This is the advantage that Boomers have in regards to history. We can go back to our formative years during the Jesus Movement when our Christian faith was carved out of a fresh look at the New Testament church, and a freedom to forge new paths.
This is what Boomers can offer Millennials — a long enough view back to where following Christ was not encumbered, as it is now, by false assumptions. To be sure we had our own misconceptions to fight (mostly legalism) — any generation does — but ours were not so well-known so we were free to make a new statement. This is why we talk now about setting out on a new path into a new frontier, and these are the things we want to talk about and foster whenever we can: love, meaning, community, peace, justice, and religious freedom for all religions and none. And to this list, I would add forgiveness and mercy, and, of course, grace and grace turned outward in an environment where all are welcome, for that is what we represent, the gospel of welcome.
I’m going to list these characteristics one more time here and ask you to get very familiar with them. Think of this list as a sort of litmus test with which to identify what is going on in the world in the name of Christianity. Not for the purpose of casting judgment, but for the purpose of saying, “Is it this, or is it that?”
We are basically re-branding Christianity.
The litmus test for true Christianity.
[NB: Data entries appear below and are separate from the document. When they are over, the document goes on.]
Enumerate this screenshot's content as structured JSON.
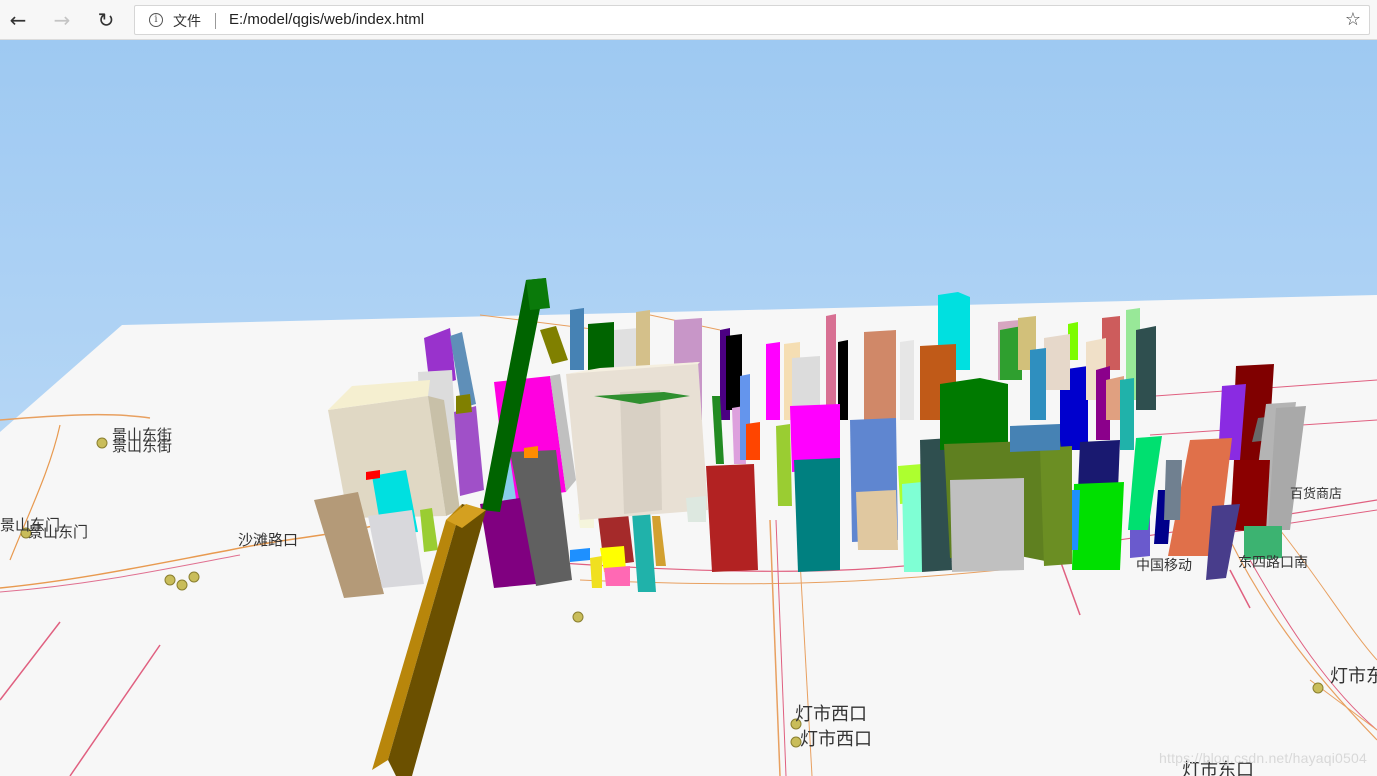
{
  "browser": {
    "back_icon": "←",
    "forward_icon": "→",
    "refresh_icon": "↻",
    "info_icon": "i",
    "file_label": "文件",
    "url": "E:/model/qgis/web/index.html",
    "star_icon": "☆"
  },
  "map": {
    "labels": {
      "jingshan_dongjie_1": "景山东街",
      "jingshan_dongjie_2": "景山东街",
      "jingshan_dongmen_1": "景山东门",
      "jingshan_dongmen_2": "景山东门",
      "shatan_lukou": "沙滩路口",
      "dengshi_xikou_1": "灯市西口",
      "dengshi_xikou_2": "灯市西口",
      "dengshi_dongkou": "灯市东口",
      "dengshi_partial": "灯市东",
      "china_mobile": "中国移动",
      "dongsi_lukou_nan": "东四路口南",
      "store": "百货商店"
    }
  },
  "watermark": "https://blog.csdn.net/hayaqi0504"
}
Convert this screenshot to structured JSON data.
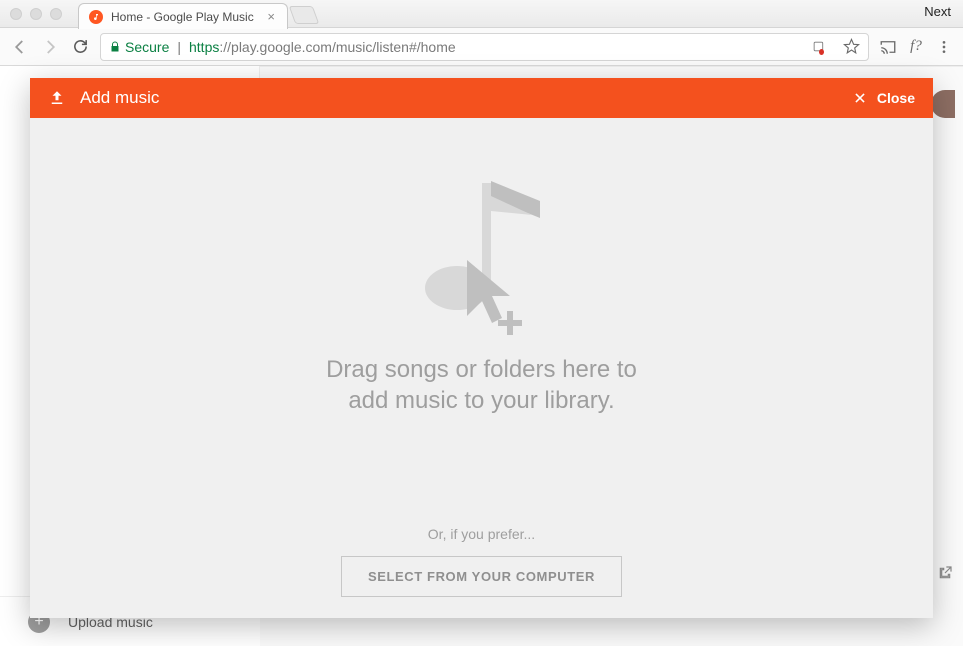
{
  "browser": {
    "tab_title": "Home - Google Play Music",
    "next_label": "Next",
    "secure_label": "Secure",
    "url_scheme": "https",
    "url_rest": "://play.google.com/music/listen#/home",
    "toolbar_f": "f?"
  },
  "page": {
    "upload_music_label": "Upload music"
  },
  "modal": {
    "title": "Add music",
    "close_label": "Close",
    "drop_line1": "Drag songs or folders here to",
    "drop_line2": "add music to your library.",
    "or_label": "Or, if you prefer...",
    "select_button_label": "SELECT FROM YOUR COMPUTER"
  }
}
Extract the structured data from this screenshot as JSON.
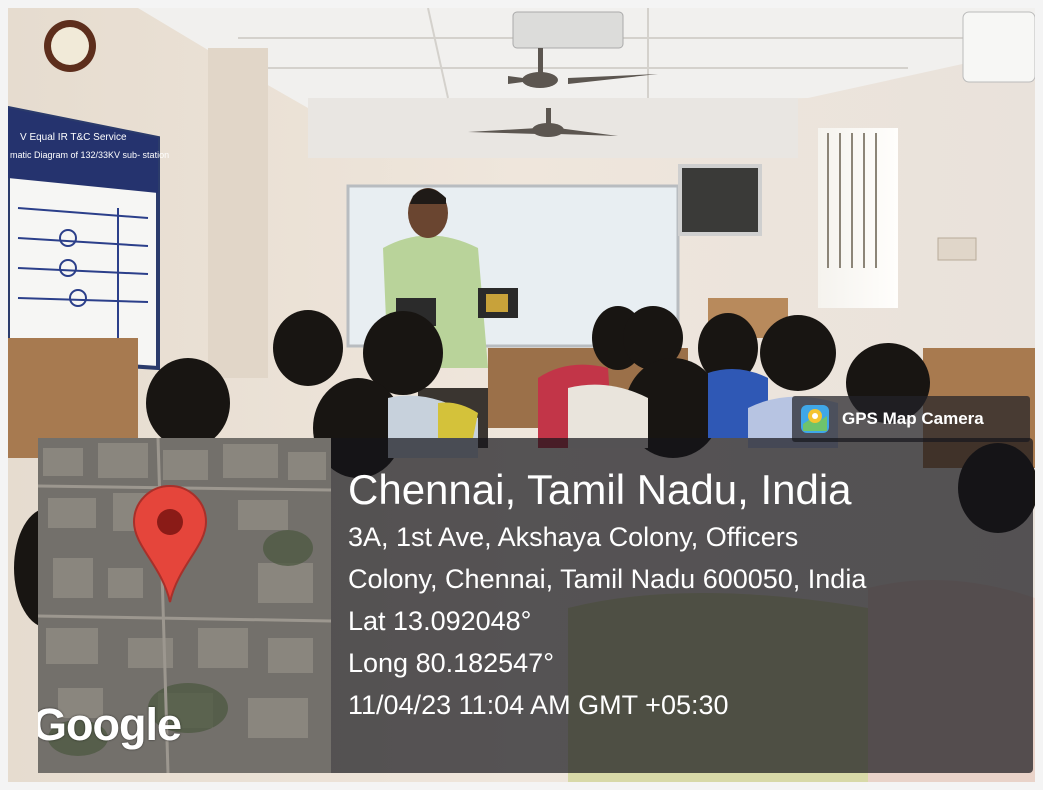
{
  "badge": {
    "label": "GPS Map Camera",
    "icon": "gps-map-camera-icon"
  },
  "map": {
    "brand": "Google",
    "marker_icon": "map-pin-icon"
  },
  "location": {
    "title": "Chennai, Tamil Nadu, India",
    "address_line1": "3A, 1st Ave, Akshaya Colony, Officers",
    "address_line2": "Colony, Chennai, Tamil Nadu 600050, India",
    "latitude": "Lat 13.092048°",
    "longitude": "Long 80.182547°",
    "timestamp": "11/04/23 11:04 AM GMT +05:30"
  },
  "diagram_board": {
    "title_line1": "V Equal IR T&C Service",
    "title_line2": "matic Diagram of 132/33KV sub- station"
  },
  "colors": {
    "pin": "#e5453b",
    "overlay": "#141419",
    "wall": "#e7ddd2",
    "ceiling": "#efefed"
  }
}
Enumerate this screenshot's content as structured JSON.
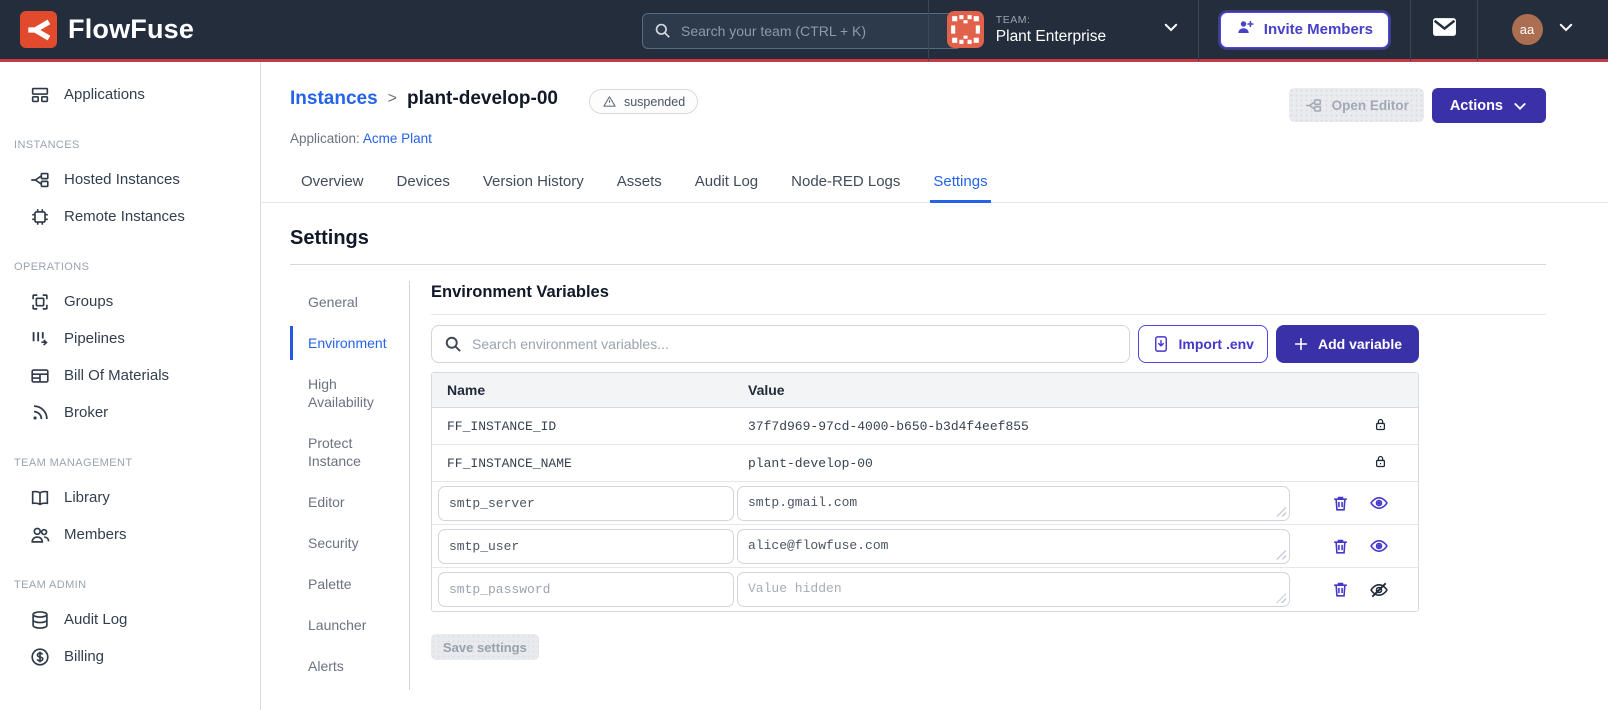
{
  "navbar": {
    "brand": "FlowFuse",
    "search": {
      "placeholder": "Search your team (CTRL + K)"
    },
    "team": {
      "label": "TEAM:",
      "name": "Plant Enterprise"
    },
    "invite_label": "Invite Members",
    "avatar_initials": "aa"
  },
  "sidebar": {
    "sections": {
      "instances": "INSTANCES",
      "operations": "OPERATIONS",
      "team_management": "TEAM MANAGEMENT",
      "team_admin": "TEAM ADMIN"
    },
    "items": [
      {
        "label": "Applications",
        "icon": "applications-icon"
      },
      {
        "label": "Hosted Instances",
        "icon": "hosted-instances-icon"
      },
      {
        "label": "Remote Instances",
        "icon": "remote-instances-icon"
      },
      {
        "label": "Groups",
        "icon": "groups-icon"
      },
      {
        "label": "Pipelines",
        "icon": "pipelines-icon"
      },
      {
        "label": "Bill Of Materials",
        "icon": "bill-of-materials-icon"
      },
      {
        "label": "Broker",
        "icon": "broker-icon"
      },
      {
        "label": "Library",
        "icon": "library-icon"
      },
      {
        "label": "Members",
        "icon": "members-icon"
      },
      {
        "label": "Audit Log",
        "icon": "audit-log-icon"
      },
      {
        "label": "Billing",
        "icon": "billing-icon"
      }
    ]
  },
  "header": {
    "breadcrumb": {
      "parent": "Instances",
      "separator": ">",
      "current": "plant-develop-00"
    },
    "status_badge": "suspended",
    "application_label": "Application:",
    "application_name": "Acme Plant",
    "open_editor_label": "Open Editor",
    "actions_label": "Actions"
  },
  "tabs": {
    "items": [
      "Overview",
      "Devices",
      "Version History",
      "Assets",
      "Audit Log",
      "Node-RED Logs",
      "Settings"
    ],
    "active": "Settings"
  },
  "settings": {
    "title": "Settings",
    "nav_items": [
      "General",
      "Environment",
      "High Availability",
      "Protect Instance",
      "Editor",
      "Security",
      "Palette",
      "Launcher",
      "Alerts"
    ],
    "active": "Environment"
  },
  "env": {
    "title": "Environment Variables",
    "search_placeholder": "Search environment variables...",
    "import_label": "Import .env",
    "add_label": "Add variable",
    "columns": {
      "name": "Name",
      "value": "Value"
    },
    "locked_rows": [
      {
        "name": "FF_INSTANCE_ID",
        "value": "37f7d969-97cd-4000-b650-b3d4f4eef855"
      },
      {
        "name": "FF_INSTANCE_NAME",
        "value": "plant-develop-00"
      }
    ],
    "rows": [
      {
        "name": "smtp_server",
        "value": "smtp.gmail.com"
      },
      {
        "name": "smtp_user",
        "value": "alice@flowfuse.com"
      },
      {
        "name": "smtp_password",
        "value": "",
        "value_placeholder": "Value hidden"
      }
    ],
    "save_label": "Save settings"
  },
  "colors": {
    "navbar_bg": "#232d3c",
    "navbar_red_line": "#c63a45",
    "brand_red": "#e24a2e",
    "accent_indigo": "#3a31a8",
    "link_blue": "#2563eb",
    "team_avatar_orange": "#e2614a",
    "user_avatar_brown": "#ab6e50"
  }
}
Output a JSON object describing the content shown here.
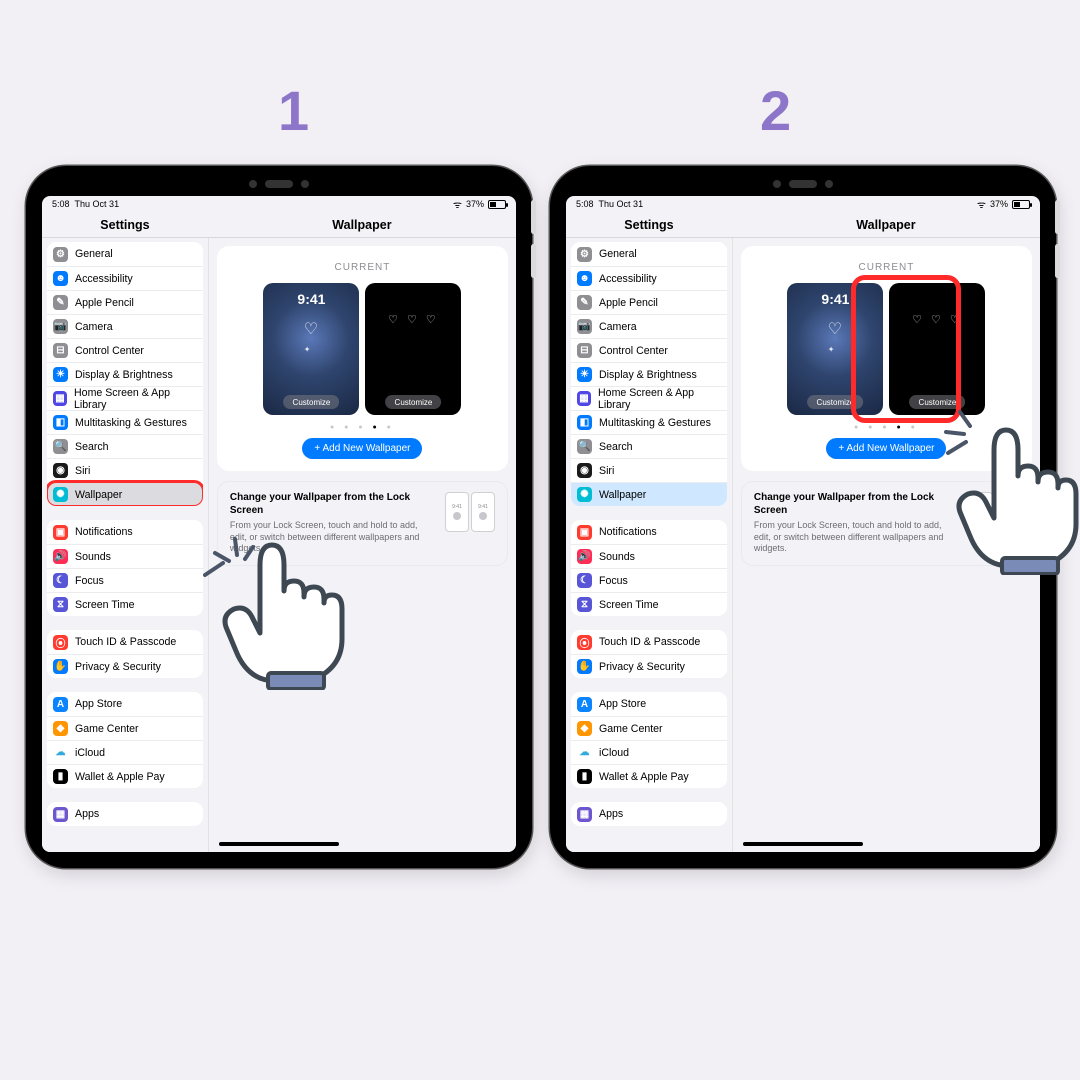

Does it represent:
religious freedom in the public square for all religions and none?
grace turned outward?
the gospel of welcome?